Debate still rages over whether narratives rely on three basic plots, seven, 20, or possibly as many as 36. Whatever that number, a film critic like Oliver, the credulous hero of Jeffrey Sweet’s Flyovers, should be able to spot the familiar machinations surrounding him; yet, though a respected reviewer, he remains oblivious to the formulaic schemes of his fellow characters. It’s enough to make a fellow critic want to lean across the proscenium, tap him on the shoulder, and advise, “Oliver—it’s a honey trap. Run.”
A hit at Chicago’s Victory Gardens Theatre a decade ago, Flyovers has recently received a revival, courtesy of Artistic New Directions, under its original director, Sandy Shinner. After 25 years, Oliver (Richard Kind) has returned to his Ohio hometown to attend a high school reunion, where he encounters erstwhile classmates Ted (Kevin Geer) and Iris (Michele Pawk). They were horrid to him back then—beating him up, forcing him to piss himself—but are strangely obliging now. (More useful advice: “Oliver—they’re up to something. Put down your vodka and go.”)
Purportedly an examination of red-state/blue-state tensions, Sweet’s play suggests small-towners are craven, celebrity-obsessed, and curiously fascinated by Jews. (Big-city types? We’re generous, unfussed, and Jewish.) The considerable talents of Kind, as a lumbering softie, and Pawk, playing a tough-talking gal, seem wasted on the material. Maybe they know it. Toward the end of the opening-night performance, both collapsed into helpless, muffled giggling that seemed in excess of the script’s demands. For just a moment, they’d lost the plot—wonderfully.

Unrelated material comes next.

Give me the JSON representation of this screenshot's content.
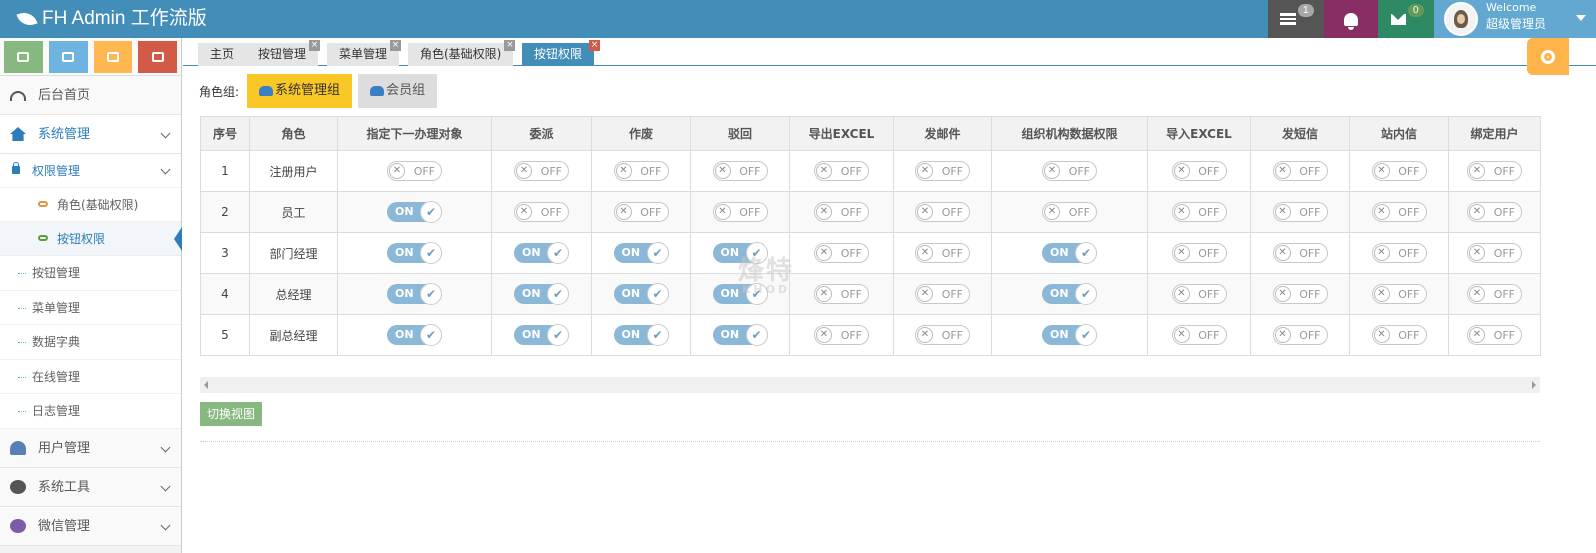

This article from the Village Voice Archive was posted on February 11, 2009